The Antitrust Case Against Google Centers Around a “Mistake”
Google, the search engine and technology giant, is at the center of an antitrust case that is making headlines around the world. The case has been brought by the US Department of Justice (DOJ), which alleges that Google used anticompetitive practices to maintain its dominance in the search engine and advertising markets. However, the case against Google is not so straightforward, as it hinges on what many experts are calling an “antitrust mistake.”
The case against Google is the result of an investigation that has been ongoing for several years.

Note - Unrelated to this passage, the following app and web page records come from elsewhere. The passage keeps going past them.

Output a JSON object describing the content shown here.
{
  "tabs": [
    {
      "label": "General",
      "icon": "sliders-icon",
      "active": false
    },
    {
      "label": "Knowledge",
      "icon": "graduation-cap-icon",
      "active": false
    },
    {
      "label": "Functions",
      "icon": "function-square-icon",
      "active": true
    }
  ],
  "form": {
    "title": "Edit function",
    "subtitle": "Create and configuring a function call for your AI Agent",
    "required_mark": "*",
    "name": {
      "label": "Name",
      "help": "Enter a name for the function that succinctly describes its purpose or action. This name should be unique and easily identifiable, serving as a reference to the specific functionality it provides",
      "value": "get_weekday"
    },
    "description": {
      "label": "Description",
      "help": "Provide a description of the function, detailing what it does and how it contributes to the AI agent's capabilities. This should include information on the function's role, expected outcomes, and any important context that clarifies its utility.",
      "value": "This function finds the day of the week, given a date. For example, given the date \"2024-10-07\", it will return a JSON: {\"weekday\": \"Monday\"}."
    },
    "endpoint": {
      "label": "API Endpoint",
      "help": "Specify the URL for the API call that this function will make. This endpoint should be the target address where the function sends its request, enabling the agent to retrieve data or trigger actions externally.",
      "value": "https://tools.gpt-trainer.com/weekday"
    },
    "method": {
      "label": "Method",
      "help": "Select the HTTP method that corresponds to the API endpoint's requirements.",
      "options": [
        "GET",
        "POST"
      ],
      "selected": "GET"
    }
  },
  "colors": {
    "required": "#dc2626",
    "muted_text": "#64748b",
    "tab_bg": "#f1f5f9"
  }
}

The DOJ’s investigation found that Google used a number of tactics to maintain its dominance, including paying phone manufacturers to give Google’s search engine prominence on their devices, and limiting competitors’ access to the data necessary to develop competing search engines.
While the DOJ’s case may seem clear-cut, there is a major issue that could complicate matters significantly. According to many antitrust experts, the basis for the DOJ’s case against Google is flawed.
The issue at hand is that the concept of “search neutrality,” which the DOJ is relying on to make its case, is not actually a part of antitrust law. Search neutrality refers to the idea that search engines should be neutral and unbiased in the way they present search results, and that they should not favor their own services over those of competitors.
The problem with this argument is that, under current antitrust laws, there is no requirement for search engines to be neutral. In fact, antitrust law recognizes that companies have the right to offer exclusive deals and promotions to customers, as long as those deals are not harmful to competition as a whole.
This means that, even if Google did favor its own services over those of competitors, that alone may not be enough to constitute an antitrust violation. The DOJ would need to prove that Google’s actions harmed competition as a whole, rather than just individual competitors.
There is also the question of whether Google’s actions actually hurt competition at all. While Google does dominate the search engine and advertising markets, there are still a number of competitors in both industries. Additionally, Google may argue that its exclusive deals and promotions actually benefit consumers by providing them with better and more innovative services.
Despite these complications, the DOJ is still pushing ahead with its case against Google, which could have significant ramifications for the tech industry as a whole. If the DOJ succeeds in proving its case, it could mean that Google will be forced to change the way it does business, potentially opening the door for new competitors to enter the market.
However, even if the DOJ’s case is successful, it may not be enough to level the playing field completely. Google has already established itself as the dominant player in the search engine and advertising markets, and it will likely take more than an antitrust lawsuit to change that.
In the end, the antitrust case against Google may turn out to be a cautionary tale about the dangers of relying on a flawed legal argument. While it is important to hold companies accountable for anticompetitive practices, it is equally important to ensure that those practices are actually illegal before bringing a case to court.